And there’s the thing. It’s just a redesign. You’ll still be able to contact your friends. Still be able to send out infuriating requests to all your other friends inviting them to install some pointless application in a bid to ascertain whether you think they’re your favourite pal or not / hot or not / rich enough / poor enough / ugly enough.

The irritating functionality remains. It just looks a bit different now. That’s all.

Geoffrey Perkins

I rang home this morning as soon as I read about the death of Geoffrey Perkins. Silly really. I didn’t know him at all and yet still news of the comedy producer and writer’s death did rather hit home.

Maybe it’s because I move in the media world – albeit on the periphery – that such departures do hit home. I scower the credits at the end of the programmes I watch to find out who’s involved. Once names start becoming familiar, it almost feels like you know them. I don’t, obviously. Nor do I pretend to either.

Like Tommy Pearson on One More Take, I recall many programmes where Perkins’ name cropped up with unsurprising regularity.  Spitting Image,  Catherine Tate, Game On. These were all programmes which appealed to me and had the same characteristics in terms of production.  It made perfect sense that the utterly brilliant comedy Benidorm had his name associated with it.

It’s the shockingly banal nature of his departure which saddens me the most. To be involved in a road traffic accident in an area of London I often pedal down, makes his death so utterly unexpected, normal and saddening all at the same time.

Treat every day as though it’s your last.

Two men kissing

Gracious me. “About” 200 people complain about the fact that two men kiss in an advert for Heinz Deli Mayo.

What happens as a result? Heinz pull the advert after only a week on-air. Accountants at Heinz must be livid. They didn’t get their money’s worth. Will they see a return on their investment? Does this signal some kind of hideous downturn for Heinz? I’ve no idea.

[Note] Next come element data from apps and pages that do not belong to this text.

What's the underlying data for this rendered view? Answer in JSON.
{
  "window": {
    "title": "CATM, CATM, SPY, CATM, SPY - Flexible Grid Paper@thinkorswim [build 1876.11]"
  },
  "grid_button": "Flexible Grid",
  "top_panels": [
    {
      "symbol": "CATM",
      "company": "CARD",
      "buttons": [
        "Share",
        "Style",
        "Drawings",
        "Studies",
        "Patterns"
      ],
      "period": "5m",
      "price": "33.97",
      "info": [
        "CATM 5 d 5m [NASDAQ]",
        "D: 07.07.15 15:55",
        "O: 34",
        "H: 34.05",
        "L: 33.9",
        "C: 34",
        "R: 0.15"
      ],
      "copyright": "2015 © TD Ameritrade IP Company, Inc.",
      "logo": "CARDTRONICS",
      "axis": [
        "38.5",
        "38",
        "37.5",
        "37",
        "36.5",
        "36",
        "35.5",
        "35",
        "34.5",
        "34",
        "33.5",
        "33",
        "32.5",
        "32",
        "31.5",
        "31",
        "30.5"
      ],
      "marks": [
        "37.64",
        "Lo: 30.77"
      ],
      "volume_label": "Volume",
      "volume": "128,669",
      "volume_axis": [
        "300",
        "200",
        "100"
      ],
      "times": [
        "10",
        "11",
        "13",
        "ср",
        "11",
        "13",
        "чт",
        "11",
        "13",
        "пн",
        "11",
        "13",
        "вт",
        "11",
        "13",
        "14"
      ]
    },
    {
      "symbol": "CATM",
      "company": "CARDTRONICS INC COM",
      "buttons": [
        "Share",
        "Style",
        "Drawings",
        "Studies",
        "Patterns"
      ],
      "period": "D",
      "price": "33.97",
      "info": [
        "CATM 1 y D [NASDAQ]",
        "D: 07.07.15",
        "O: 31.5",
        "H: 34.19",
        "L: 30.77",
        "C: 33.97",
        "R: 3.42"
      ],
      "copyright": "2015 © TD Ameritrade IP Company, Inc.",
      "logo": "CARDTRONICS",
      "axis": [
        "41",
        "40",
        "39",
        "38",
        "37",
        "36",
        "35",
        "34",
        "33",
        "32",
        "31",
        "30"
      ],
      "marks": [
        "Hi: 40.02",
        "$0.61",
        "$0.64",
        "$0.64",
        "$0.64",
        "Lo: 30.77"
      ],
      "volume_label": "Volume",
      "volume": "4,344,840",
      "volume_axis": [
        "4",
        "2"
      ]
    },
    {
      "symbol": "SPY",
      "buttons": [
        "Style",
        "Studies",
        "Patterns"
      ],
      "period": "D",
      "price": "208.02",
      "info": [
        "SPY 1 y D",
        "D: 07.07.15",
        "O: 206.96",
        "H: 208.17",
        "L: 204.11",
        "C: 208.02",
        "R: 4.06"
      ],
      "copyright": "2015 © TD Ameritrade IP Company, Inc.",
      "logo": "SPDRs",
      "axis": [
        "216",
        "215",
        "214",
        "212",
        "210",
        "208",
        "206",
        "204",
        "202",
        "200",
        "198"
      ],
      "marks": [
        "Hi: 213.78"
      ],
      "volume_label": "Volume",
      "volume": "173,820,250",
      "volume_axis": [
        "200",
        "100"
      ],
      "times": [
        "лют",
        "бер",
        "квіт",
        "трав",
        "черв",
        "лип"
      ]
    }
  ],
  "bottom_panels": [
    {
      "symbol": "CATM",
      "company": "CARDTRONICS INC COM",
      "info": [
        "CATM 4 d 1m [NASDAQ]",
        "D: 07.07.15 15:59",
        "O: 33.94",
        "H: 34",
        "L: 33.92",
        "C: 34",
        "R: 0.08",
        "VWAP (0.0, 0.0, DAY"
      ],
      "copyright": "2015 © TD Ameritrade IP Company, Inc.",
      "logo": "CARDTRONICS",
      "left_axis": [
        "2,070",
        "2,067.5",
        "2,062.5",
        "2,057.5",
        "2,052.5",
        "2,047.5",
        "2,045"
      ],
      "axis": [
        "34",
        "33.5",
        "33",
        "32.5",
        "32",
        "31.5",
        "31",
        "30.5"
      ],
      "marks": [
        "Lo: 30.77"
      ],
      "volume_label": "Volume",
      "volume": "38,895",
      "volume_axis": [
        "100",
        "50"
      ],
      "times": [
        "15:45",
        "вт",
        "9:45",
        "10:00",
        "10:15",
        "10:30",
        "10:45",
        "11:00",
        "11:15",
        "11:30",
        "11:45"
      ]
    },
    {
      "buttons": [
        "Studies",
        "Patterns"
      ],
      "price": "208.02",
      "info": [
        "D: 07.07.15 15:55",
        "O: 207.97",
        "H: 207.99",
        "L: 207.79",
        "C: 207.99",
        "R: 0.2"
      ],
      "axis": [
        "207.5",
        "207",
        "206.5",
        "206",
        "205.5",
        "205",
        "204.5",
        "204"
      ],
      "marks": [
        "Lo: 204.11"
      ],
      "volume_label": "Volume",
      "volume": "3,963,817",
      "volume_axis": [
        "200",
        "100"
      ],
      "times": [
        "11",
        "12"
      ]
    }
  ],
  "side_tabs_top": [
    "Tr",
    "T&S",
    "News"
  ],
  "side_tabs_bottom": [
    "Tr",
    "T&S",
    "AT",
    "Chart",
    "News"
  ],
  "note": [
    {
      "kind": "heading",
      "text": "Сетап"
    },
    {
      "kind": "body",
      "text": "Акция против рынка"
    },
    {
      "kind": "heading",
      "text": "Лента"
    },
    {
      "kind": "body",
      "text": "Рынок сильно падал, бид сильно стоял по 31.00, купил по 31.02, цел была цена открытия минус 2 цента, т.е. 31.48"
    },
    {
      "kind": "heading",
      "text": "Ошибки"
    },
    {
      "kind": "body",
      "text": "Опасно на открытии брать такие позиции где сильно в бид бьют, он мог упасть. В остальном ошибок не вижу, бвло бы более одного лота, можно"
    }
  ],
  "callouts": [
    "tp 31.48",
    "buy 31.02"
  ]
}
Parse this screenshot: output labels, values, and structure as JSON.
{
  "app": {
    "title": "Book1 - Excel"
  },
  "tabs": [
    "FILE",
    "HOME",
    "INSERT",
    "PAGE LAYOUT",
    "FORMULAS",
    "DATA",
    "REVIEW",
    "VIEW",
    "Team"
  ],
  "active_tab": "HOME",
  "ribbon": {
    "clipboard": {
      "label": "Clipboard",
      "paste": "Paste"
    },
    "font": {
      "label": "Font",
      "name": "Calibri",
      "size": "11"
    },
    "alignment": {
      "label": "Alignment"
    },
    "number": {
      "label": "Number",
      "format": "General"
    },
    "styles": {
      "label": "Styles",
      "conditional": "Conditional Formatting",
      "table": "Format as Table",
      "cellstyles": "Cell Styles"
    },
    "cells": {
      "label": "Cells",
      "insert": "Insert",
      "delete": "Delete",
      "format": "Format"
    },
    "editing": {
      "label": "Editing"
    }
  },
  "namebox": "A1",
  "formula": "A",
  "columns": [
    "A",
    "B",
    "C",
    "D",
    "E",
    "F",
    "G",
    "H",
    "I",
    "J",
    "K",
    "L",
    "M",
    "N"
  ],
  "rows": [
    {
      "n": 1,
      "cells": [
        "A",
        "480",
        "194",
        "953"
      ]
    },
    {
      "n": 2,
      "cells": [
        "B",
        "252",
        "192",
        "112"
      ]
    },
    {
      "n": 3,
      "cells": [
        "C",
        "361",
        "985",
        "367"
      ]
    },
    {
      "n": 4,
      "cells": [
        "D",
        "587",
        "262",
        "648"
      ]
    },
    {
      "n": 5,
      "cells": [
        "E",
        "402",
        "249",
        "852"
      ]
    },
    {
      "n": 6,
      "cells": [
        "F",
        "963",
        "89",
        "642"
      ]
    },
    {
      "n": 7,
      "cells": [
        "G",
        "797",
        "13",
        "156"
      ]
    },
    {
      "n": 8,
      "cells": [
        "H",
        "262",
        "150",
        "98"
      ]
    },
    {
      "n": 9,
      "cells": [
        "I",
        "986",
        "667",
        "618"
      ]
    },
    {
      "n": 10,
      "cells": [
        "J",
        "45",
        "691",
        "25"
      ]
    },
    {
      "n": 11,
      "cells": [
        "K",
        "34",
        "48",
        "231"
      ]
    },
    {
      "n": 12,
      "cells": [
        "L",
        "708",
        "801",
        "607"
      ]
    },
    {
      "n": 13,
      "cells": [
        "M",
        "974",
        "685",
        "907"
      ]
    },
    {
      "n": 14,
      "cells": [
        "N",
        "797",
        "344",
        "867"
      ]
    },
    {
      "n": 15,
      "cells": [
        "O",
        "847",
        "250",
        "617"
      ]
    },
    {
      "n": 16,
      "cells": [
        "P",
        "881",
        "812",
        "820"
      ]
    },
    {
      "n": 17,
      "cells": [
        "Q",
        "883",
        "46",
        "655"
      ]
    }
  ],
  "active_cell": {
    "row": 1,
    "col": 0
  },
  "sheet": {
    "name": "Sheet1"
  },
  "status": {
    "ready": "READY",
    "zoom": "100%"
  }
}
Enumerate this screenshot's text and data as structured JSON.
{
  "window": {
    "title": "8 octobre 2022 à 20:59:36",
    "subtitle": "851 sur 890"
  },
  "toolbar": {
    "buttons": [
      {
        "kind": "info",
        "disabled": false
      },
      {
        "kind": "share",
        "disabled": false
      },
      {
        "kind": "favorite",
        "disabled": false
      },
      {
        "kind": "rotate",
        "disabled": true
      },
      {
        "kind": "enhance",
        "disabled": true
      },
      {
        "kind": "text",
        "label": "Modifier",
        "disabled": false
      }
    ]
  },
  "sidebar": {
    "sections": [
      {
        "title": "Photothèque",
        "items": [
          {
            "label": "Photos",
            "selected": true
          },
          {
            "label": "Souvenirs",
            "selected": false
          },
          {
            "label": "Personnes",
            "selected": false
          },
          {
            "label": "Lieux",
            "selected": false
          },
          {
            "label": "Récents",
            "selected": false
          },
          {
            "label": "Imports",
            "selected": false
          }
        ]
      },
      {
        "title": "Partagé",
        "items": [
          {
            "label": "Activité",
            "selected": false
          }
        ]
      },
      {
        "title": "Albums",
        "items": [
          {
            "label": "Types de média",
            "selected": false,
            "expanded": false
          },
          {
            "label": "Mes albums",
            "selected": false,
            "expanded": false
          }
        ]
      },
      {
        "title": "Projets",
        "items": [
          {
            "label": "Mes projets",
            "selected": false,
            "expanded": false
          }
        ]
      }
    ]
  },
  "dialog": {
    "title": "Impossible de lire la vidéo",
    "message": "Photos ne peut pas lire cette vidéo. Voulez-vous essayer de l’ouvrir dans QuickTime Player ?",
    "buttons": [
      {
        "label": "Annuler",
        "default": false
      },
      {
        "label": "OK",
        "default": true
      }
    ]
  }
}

The thing is, I consume most of my TV time-shifted. As a result of which, most adverts pass me by at 30x the normal speed, the new Heinz included. But it was news that Heinz had pulled their advert which prompted me to look for and watch it .. online. Me and a considerably large number of other people, I’m sure.

Good for Heinz. They’ve succeeded in pulling off a successful campaign online. They may not have intended it to be this way and I’m sure I won’t buy Heinz products as a result, but still the whole affair has raised their profile.

Online campaigns on my mind, I started ferreting around on YouTube for another advert I’d first seen on the internet. Ladies and gentlemen, please switch your YouTube player to full-screen for the utterly adorable Pam Ann.